- [Exercise instructions] Reproduce, please, the line that holds "What's the underlying" and all later lines through the end of the entries below, exactly; omit pictures.

Dataset excerpts:
_ _ _ _ _
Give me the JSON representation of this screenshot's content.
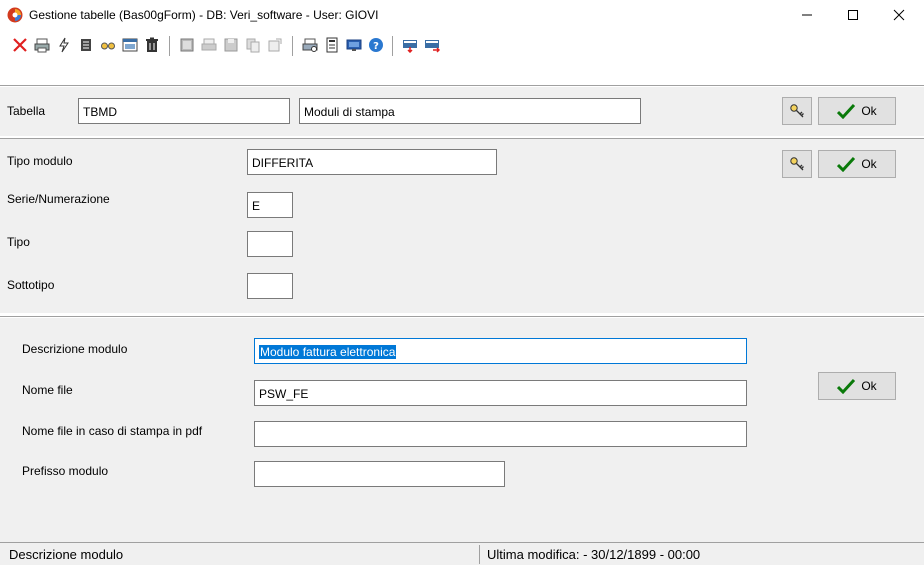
{
  "window": {
    "title": "Gestione tabelle  (Bas00gForm) - DB: Veri_software - User: GIOVI",
    "minimize_glyph": "—",
    "maximize_glyph": "☐",
    "close_glyph": "✕"
  },
  "toolbar": {
    "icons": [
      "close-x-icon",
      "printer-icon",
      "lightning-icon",
      "list-icon",
      "glasses-icon",
      "window-icon",
      "trash-icon",
      "book-icon",
      "printer-grey-icon",
      "floppy-icon",
      "copy-icon",
      "export-icon",
      "print-preview-icon",
      "document-icon",
      "monitor-icon",
      "help-icon",
      "import-icon",
      "export-red-icon"
    ]
  },
  "header": {
    "tabella_label": "Tabella",
    "tabella_code": "TBMD",
    "tabella_desc": "Moduli di stampa",
    "ok_label": "Ok"
  },
  "section_mid": {
    "tipo_modulo_label": "Tipo modulo",
    "tipo_modulo_value": "DIFFERITA",
    "serie_label": "Serie/Numerazione",
    "serie_value": "E",
    "tipo_label": "Tipo",
    "tipo_value": "",
    "sottotipo_label": "Sottotipo",
    "sottotipo_value": "",
    "ok_label": "Ok"
  },
  "section_low": {
    "descrizione_label": "Descrizione modulo",
    "descrizione_value": "Modulo fattura elettronica",
    "nome_file_label": "Nome file",
    "nome_file_value": "PSW_FE",
    "nome_file_pdf_label": "Nome file in caso di stampa in pdf",
    "nome_file_pdf_value": "",
    "prefisso_label": "Prefisso modulo",
    "prefisso_value": "",
    "ok_label": "Ok"
  },
  "statusbar": {
    "left": "Descrizione modulo",
    "right": "Ultima modifica:  - 30/12/1899 - 00:00"
  },
  "colors": {
    "accent": "#0078d7",
    "panel": "#f0f0f0",
    "ok_check": "#0a7a0a",
    "close_x": "#e02020"
  }
}
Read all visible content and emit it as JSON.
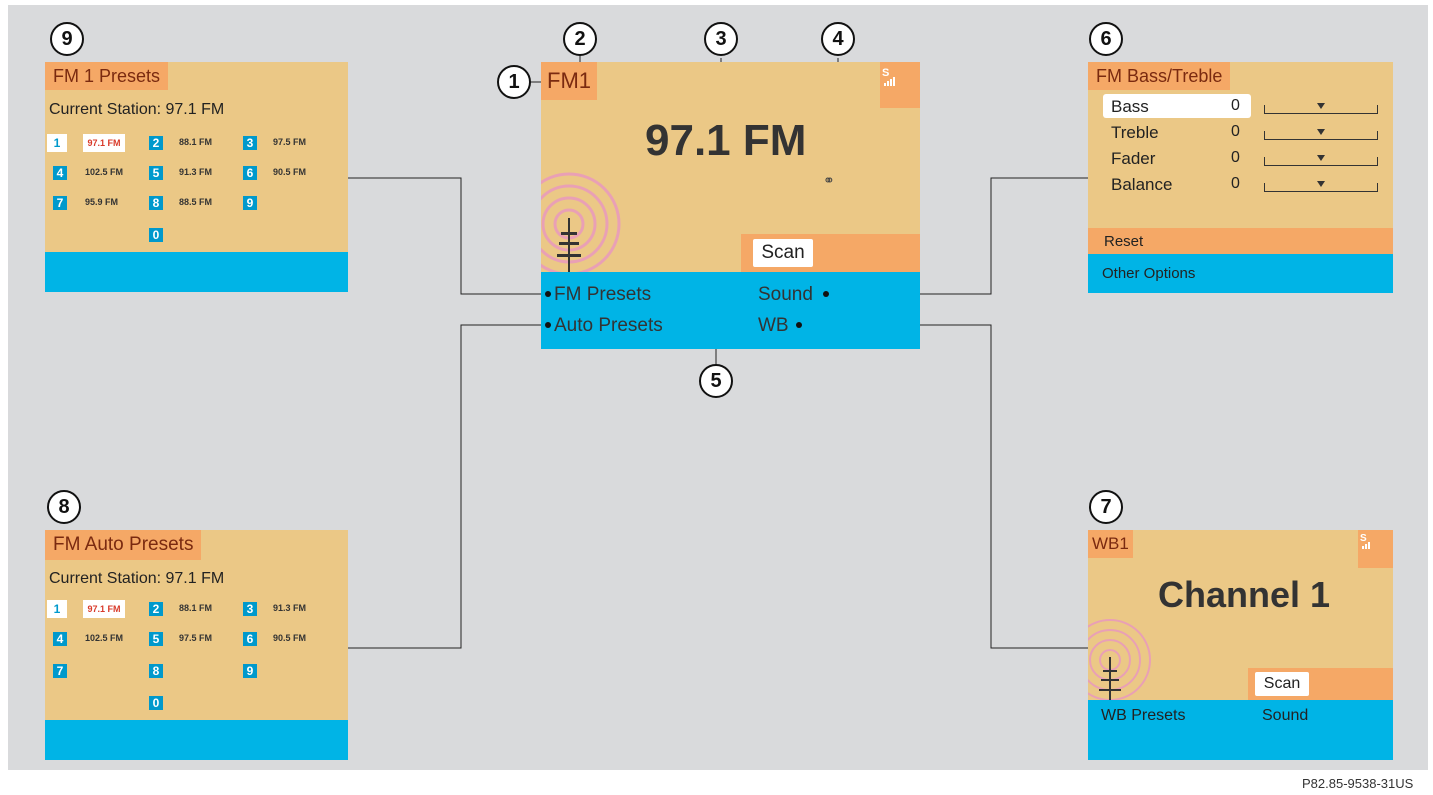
{
  "main": {
    "band": "FM1",
    "frequency": "97.1 FM",
    "scan": "Scan",
    "menu": {
      "fm_presets": "FM Presets",
      "sound": "Sound",
      "auto_presets": "Auto Presets",
      "wb": "WB"
    }
  },
  "callouts": [
    "1",
    "2",
    "3",
    "4",
    "5",
    "6",
    "7",
    "8",
    "9"
  ],
  "fm1_presets": {
    "title": "FM 1 Presets",
    "current": "Current Station: 97.1 FM",
    "presets": [
      {
        "n": "1",
        "v": "97.1 FM"
      },
      {
        "n": "2",
        "v": "88.1 FM"
      },
      {
        "n": "3",
        "v": "97.5 FM"
      },
      {
        "n": "4",
        "v": "102.5 FM"
      },
      {
        "n": "5",
        "v": "91.3 FM"
      },
      {
        "n": "6",
        "v": "90.5 FM"
      },
      {
        "n": "7",
        "v": "95.9 FM"
      },
      {
        "n": "8",
        "v": "88.5 FM"
      },
      {
        "n": "9",
        "v": ""
      },
      {
        "n": "0",
        "v": ""
      }
    ]
  },
  "fm_auto_presets": {
    "title": "FM Auto Presets",
    "current": "Current Station: 97.1 FM",
    "presets": [
      {
        "n": "1",
        "v": "97.1 FM"
      },
      {
        "n": "2",
        "v": "88.1 FM"
      },
      {
        "n": "3",
        "v": "91.3 FM"
      },
      {
        "n": "4",
        "v": "102.5 FM"
      },
      {
        "n": "5",
        "v": "97.5 FM"
      },
      {
        "n": "6",
        "v": "90.5 FM"
      },
      {
        "n": "7",
        "v": ""
      },
      {
        "n": "8",
        "v": ""
      },
      {
        "n": "9",
        "v": ""
      },
      {
        "n": "0",
        "v": ""
      }
    ]
  },
  "bass_treble": {
    "title": "FM Bass/Treble",
    "rows": [
      {
        "label": "Bass",
        "value": "0",
        "level": 0.5
      },
      {
        "label": "Treble",
        "value": "0",
        "level": 0.5
      },
      {
        "label": "Fader",
        "value": "0",
        "level": 0.5
      },
      {
        "label": "Balance",
        "value": "0",
        "level": 0.5
      }
    ],
    "reset": "Reset",
    "other": "Other Options"
  },
  "wb": {
    "band": "WB1",
    "channel": "Channel 1",
    "scan": "Scan",
    "menu": {
      "presets": "WB Presets",
      "sound": "Sound"
    }
  },
  "signal_letter": "S",
  "footer_code": "P82.85-9538-31US"
}
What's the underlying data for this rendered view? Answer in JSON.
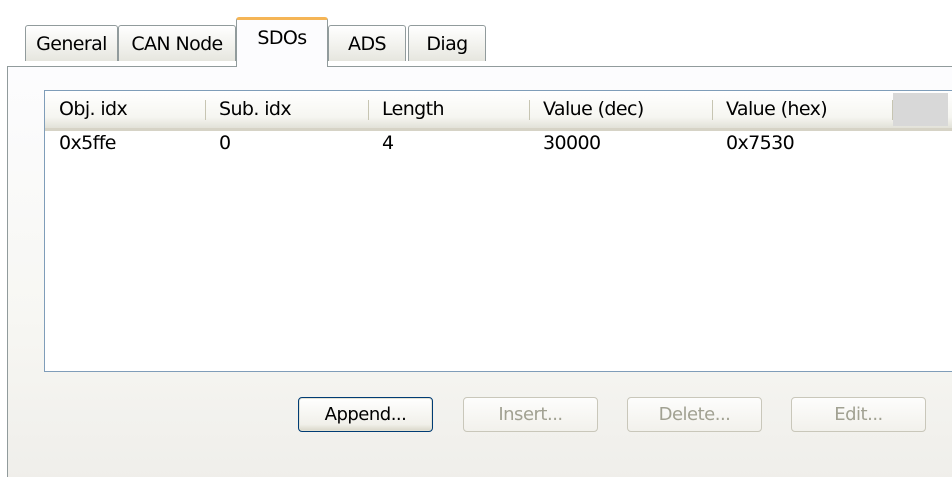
{
  "tabs": {
    "general": "General",
    "can_node": "CAN Node",
    "sdos": "SDOs",
    "ads": "ADS",
    "diag": "Diag",
    "active": "SDOs"
  },
  "list": {
    "columns": [
      "Obj. idx",
      "Sub. idx",
      "Length",
      "Value (dec)",
      "Value (hex)"
    ],
    "rows": [
      [
        "0x5ffe",
        "0",
        "4",
        "30000",
        "0x7530"
      ]
    ]
  },
  "buttons": {
    "append": "Append...",
    "insert": "Insert...",
    "delete": "Delete...",
    "edit": "Edit..."
  },
  "button_states": {
    "append": "enabled",
    "insert": "disabled",
    "delete": "disabled",
    "edit": "disabled"
  },
  "colors": {
    "active_tab_accent": "#f5b556",
    "list_border": "#7f9db9",
    "default_button_border": "#003c74",
    "disabled_text": "#a1a192"
  }
}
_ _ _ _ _
- [Reply]
What's the underlying data for this rendered view? Answer in JSON.
{
  "tabs": {
    "general": "General",
    "can_node": "CAN Node",
    "sdos": "SDOs",
    "ads": "ADS",
    "diag": "Diag",
    "active": "SDOs"
  },
  "list": {
    "columns": [
      "Obj. idx",
      "Sub. idx",
      "Length",
      "Value (dec)",
      "Value (hex)"
    ],
    "rows": [
      [
        "0x5ffe",
        "0",
        "4",
        "30000",
        "0x7530"
      ]
    ]
  },
  "buttons": {
    "append": "Append...",
    "insert": "Insert...",
    "delete": "Delete...",
    "edit": "Edit..."
  },
  "button_states": {
    "append": "enabled",
    "insert": "disabled",
    "delete": "disabled",
    "edit": "disabled"
  },
  "colors": {
    "active_tab_accent": "#f5b556",
    "list_border": "#7f9db9",
    "default_button_border": "#003c74",
    "disabled_text": "#a1a192"
  }
}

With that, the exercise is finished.